(RECORD EXTRACTS begins)

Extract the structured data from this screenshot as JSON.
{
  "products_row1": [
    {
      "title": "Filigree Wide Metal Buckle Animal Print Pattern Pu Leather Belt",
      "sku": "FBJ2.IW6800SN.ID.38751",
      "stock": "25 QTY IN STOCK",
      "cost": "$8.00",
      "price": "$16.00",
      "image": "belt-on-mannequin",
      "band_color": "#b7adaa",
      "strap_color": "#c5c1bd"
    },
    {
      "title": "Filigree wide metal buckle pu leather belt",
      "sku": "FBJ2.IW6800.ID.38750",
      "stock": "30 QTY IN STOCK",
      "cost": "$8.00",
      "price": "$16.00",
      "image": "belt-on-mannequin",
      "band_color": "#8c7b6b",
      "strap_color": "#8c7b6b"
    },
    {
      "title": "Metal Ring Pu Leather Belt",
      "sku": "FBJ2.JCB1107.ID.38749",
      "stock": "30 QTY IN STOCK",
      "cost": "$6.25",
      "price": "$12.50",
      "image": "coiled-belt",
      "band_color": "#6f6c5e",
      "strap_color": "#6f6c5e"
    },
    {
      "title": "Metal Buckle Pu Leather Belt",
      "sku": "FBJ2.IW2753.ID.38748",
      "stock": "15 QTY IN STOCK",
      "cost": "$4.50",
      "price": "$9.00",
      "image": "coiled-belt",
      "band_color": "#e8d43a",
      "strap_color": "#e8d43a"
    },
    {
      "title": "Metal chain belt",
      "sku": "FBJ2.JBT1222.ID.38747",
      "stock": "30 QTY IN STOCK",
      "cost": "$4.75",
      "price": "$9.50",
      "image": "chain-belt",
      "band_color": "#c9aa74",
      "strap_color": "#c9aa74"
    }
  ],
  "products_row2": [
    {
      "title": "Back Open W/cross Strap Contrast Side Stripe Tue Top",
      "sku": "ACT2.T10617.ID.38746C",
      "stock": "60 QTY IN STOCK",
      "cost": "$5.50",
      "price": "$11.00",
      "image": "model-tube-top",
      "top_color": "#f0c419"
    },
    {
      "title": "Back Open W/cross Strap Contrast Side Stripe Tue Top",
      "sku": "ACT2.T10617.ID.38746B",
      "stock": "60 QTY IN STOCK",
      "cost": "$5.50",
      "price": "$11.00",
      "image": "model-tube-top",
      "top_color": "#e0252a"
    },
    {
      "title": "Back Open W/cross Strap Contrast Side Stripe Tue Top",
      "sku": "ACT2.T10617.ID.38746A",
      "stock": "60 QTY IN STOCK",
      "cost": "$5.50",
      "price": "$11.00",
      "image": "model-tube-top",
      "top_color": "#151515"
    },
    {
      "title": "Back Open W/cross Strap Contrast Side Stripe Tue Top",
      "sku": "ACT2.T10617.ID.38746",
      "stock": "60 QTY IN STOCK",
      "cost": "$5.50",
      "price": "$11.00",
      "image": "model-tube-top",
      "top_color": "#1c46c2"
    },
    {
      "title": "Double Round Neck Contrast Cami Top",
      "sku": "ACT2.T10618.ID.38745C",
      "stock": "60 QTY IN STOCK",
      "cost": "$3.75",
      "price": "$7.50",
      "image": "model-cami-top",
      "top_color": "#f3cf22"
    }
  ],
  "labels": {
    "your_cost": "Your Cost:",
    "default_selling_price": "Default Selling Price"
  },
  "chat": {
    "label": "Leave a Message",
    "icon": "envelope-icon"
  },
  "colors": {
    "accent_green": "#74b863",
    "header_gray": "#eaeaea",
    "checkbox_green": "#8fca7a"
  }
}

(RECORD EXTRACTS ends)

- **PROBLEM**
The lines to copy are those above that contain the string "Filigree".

- **THE COMPLETED TASK**
      "title": "Filigree Wide Metal Buckle Animal Print Pattern Pu Leather Belt",
      "title": "Filigree wide metal buckle pu leather belt",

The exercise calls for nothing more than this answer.